Adobe Technical Communication Suite 2 review
Producing technical documentation is a highly demanding job that requires multiple online and offline authoring applications to all work well together. With its acquisition of Macromedia, Adobe realised it had the three major components it needed to produce an integrated suite: the print-oriented FrameMaker for structured document handling; the HTML-oriented RoboHelp for dedicated Help authoring; and the Flash-oriented Captivate for producing interactive training materials.
The latest versions of these three core applications are reviewed on the following pages, but they’re not the only programs included in the box. In fact, according to Adobe, the highlight of this second version of the Technical Communication Suite (TCS) is the inclusion of Photoshop CS4. There’s no denying Photoshop’s power, but this sounds worryingly like padding. All authors will already have their own bitmap editor, and Photoshop’s advanced photo-editing capabilities are largely irrelevant to technical documentation. In fact, the typical TCS target user would have benefited more from a makeover of RoboHelp’s antiquated RoboScreenCapture utility.
The inclusion of the latest Acrobat 9 Pro Extended is potentially far more useful. PDF is the most common route to commercial print, and a very popular choice in its own right for the delivery of online and offline documentation. Acrobat 9 Pro Extended also offers two advanced capabilities that can prove useful for technical documentation: the ability to embed 3D models and the inclusion of Adobe Presenter, which converts PowerPoint presentations to Flash and PDF.

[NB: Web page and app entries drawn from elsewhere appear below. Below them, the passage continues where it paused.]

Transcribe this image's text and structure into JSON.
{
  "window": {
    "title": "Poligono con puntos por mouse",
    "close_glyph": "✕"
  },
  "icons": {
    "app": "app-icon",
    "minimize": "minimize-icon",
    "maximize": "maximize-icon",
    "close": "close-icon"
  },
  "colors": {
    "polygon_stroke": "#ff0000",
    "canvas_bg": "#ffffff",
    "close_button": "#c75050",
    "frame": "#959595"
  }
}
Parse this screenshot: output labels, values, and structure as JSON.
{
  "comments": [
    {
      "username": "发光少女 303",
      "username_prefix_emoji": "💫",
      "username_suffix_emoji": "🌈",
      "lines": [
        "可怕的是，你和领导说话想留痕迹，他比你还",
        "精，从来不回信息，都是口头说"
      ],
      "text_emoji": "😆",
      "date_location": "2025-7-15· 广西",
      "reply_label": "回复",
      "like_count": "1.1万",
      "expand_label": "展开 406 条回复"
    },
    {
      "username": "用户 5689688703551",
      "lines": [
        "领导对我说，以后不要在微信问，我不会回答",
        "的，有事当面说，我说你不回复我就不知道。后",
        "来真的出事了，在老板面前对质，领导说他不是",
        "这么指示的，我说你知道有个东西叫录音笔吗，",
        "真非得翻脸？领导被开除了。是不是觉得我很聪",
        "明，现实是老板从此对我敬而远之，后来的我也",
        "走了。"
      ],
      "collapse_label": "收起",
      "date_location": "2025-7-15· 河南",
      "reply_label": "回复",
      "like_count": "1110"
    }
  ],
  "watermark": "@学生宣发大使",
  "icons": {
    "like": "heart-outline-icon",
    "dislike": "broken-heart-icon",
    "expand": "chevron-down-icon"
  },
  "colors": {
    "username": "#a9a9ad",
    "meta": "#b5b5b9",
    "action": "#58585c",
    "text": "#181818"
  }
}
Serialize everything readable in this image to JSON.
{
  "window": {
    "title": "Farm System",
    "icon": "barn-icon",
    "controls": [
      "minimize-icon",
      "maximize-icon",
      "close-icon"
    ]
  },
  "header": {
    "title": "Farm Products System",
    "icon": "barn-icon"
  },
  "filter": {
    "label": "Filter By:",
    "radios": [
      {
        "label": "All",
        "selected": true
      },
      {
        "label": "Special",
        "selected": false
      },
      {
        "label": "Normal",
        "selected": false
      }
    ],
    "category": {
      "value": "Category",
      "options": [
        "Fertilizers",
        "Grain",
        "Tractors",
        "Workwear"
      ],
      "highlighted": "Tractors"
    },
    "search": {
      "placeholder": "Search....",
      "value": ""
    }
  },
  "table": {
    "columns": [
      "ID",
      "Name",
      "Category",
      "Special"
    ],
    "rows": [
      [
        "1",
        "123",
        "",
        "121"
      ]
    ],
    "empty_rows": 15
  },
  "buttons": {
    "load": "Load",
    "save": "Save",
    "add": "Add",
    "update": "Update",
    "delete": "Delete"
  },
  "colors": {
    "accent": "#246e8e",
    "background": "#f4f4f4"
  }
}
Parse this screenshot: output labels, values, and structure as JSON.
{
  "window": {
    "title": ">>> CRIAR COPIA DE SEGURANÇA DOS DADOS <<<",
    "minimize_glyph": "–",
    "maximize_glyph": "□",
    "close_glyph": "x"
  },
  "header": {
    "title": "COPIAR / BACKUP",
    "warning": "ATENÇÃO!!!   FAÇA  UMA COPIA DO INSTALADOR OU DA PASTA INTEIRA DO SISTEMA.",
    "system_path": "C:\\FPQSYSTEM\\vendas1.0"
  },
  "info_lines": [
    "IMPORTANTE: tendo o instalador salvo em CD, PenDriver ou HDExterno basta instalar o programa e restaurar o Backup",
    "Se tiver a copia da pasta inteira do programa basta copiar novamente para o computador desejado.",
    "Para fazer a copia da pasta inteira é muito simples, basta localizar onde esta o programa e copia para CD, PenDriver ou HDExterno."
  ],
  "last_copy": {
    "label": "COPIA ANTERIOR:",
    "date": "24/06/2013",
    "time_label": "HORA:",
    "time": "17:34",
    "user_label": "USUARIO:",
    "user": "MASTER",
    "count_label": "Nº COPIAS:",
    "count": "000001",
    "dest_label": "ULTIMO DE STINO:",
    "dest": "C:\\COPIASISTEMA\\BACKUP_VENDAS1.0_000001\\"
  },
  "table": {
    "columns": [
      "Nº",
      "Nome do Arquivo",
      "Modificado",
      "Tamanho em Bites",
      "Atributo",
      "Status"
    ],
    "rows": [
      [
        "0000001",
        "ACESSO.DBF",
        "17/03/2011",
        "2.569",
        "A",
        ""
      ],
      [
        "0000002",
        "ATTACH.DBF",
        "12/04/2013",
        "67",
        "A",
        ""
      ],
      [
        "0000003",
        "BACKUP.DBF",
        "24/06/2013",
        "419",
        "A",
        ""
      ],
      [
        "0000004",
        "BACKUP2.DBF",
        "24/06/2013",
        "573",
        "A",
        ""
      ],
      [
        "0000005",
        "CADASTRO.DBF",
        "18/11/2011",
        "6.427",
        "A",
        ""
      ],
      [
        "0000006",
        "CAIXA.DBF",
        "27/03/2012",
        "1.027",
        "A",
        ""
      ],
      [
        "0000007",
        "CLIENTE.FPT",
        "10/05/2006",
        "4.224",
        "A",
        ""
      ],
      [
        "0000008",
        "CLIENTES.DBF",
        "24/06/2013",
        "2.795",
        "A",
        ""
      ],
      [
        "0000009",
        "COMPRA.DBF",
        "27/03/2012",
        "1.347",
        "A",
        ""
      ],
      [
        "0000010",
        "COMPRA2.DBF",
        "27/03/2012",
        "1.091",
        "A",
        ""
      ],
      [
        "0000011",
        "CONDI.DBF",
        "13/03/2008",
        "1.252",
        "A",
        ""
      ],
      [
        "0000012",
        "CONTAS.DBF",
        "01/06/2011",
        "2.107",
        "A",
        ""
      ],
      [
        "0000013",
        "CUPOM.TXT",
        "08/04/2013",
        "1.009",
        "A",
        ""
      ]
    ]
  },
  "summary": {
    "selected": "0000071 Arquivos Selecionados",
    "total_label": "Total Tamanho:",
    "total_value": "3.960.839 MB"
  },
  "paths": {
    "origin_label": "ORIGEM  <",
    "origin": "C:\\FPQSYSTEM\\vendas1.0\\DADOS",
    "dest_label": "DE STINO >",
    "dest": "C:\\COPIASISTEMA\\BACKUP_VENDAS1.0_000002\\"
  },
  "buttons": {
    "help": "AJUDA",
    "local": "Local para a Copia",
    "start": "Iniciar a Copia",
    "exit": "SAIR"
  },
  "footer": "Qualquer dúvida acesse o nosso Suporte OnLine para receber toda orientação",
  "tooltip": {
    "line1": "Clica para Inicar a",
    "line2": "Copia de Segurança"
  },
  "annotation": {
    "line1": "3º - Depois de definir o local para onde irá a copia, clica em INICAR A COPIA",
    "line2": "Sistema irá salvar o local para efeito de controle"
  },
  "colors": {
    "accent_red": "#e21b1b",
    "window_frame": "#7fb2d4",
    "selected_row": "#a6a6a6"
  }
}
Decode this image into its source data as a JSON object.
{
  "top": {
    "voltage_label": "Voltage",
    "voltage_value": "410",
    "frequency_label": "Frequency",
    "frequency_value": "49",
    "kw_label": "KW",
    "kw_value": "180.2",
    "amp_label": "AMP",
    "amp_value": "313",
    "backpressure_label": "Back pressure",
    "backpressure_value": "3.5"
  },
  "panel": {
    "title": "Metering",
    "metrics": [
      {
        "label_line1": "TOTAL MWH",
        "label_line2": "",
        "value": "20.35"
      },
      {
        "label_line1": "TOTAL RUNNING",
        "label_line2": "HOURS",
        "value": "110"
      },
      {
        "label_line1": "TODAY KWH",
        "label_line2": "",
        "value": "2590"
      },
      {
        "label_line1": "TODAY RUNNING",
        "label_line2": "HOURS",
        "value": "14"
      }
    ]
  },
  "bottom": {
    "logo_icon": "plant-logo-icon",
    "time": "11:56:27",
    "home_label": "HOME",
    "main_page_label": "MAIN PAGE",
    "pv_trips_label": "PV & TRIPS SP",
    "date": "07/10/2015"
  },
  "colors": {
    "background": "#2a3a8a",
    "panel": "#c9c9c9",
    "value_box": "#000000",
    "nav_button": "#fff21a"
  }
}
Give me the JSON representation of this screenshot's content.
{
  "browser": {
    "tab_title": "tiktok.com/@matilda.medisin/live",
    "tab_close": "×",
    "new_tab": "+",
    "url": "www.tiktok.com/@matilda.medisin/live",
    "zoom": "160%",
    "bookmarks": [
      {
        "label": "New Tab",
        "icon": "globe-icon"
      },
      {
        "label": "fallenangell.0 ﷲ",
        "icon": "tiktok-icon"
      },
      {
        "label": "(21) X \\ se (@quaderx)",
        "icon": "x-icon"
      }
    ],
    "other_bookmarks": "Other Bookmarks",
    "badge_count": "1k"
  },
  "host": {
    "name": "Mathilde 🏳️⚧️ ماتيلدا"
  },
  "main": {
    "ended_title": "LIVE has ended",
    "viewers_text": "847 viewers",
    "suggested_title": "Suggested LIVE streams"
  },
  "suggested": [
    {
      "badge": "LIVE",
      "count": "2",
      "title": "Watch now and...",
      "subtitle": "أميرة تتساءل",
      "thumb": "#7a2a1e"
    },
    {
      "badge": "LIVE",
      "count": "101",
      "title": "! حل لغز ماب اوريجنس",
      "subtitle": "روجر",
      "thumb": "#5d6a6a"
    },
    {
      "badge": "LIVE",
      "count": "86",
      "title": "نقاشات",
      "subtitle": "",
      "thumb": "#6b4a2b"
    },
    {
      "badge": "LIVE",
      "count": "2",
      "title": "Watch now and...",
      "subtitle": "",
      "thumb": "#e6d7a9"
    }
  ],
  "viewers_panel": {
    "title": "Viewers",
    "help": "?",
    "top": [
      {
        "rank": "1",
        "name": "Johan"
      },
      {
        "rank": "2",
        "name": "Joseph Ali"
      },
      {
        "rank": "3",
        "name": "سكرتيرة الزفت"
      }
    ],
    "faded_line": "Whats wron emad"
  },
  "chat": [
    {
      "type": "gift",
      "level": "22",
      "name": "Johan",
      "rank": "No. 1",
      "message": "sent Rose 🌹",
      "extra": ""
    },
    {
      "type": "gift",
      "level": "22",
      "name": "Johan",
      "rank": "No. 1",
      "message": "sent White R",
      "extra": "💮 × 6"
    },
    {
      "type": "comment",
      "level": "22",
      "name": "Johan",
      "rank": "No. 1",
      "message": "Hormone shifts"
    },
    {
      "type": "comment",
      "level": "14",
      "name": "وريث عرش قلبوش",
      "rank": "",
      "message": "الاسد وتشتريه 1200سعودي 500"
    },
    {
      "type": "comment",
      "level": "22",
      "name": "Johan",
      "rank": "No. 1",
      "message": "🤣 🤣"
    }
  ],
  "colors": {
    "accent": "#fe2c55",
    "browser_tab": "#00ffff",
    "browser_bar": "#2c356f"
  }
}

Despite the extras, however, this suite ultimately stands or falls by the integration, output and quality of its three central applications. In terms of getting FrameMaker, RoboHelp and Captivate working together, TCS tells a very mixed story. It’s now easier to add Captivate work to FrameMaker and RoboHelp, and it’s possible to save and reuse FrameMaker import settings for RoboHelp conversion. On the other hand, such integration never feels seamless. To add PDF files to RoboHelp 8, for instance, you have to add an <iframe> tag. Most disappointing is the lack of XML-based round-tripping; you can’t make changes in RoboHelp files that are reflected in the FrameMaker equivalents.
Nevertheless, the underlying integration between the TCS applications based on Adobe’s Acrobat PDF, Flash SWF and now AIR technologies, has improved. First, TCS addresses the need for workgroup collaboration, adding document review capabilities for each of the core applications. Second, Acrobat 9’s new support for Flash allows the production of more interactive and engaging PDF files, and provides an offline delivery route for previously online-only material.
Where these technologies come together is the suite’s AIR (Adobe Integrated Runtime) output. Here you can combine RoboHelp 8’s XHTML output with PDF documentation from FrameMaker 9, and SWF Flash-based online demos and training materials from Captivate 4. All can then be delivered in one, elegant browser app.
|Software subcategory||Other software|
Operating system support
|Operating system Windows Vista supported?||yes|
|Operating system Windows XP supported?||yes|
Disclaimer: Some pages on this site may include an affiliate link. This does not effect our editorial in any way.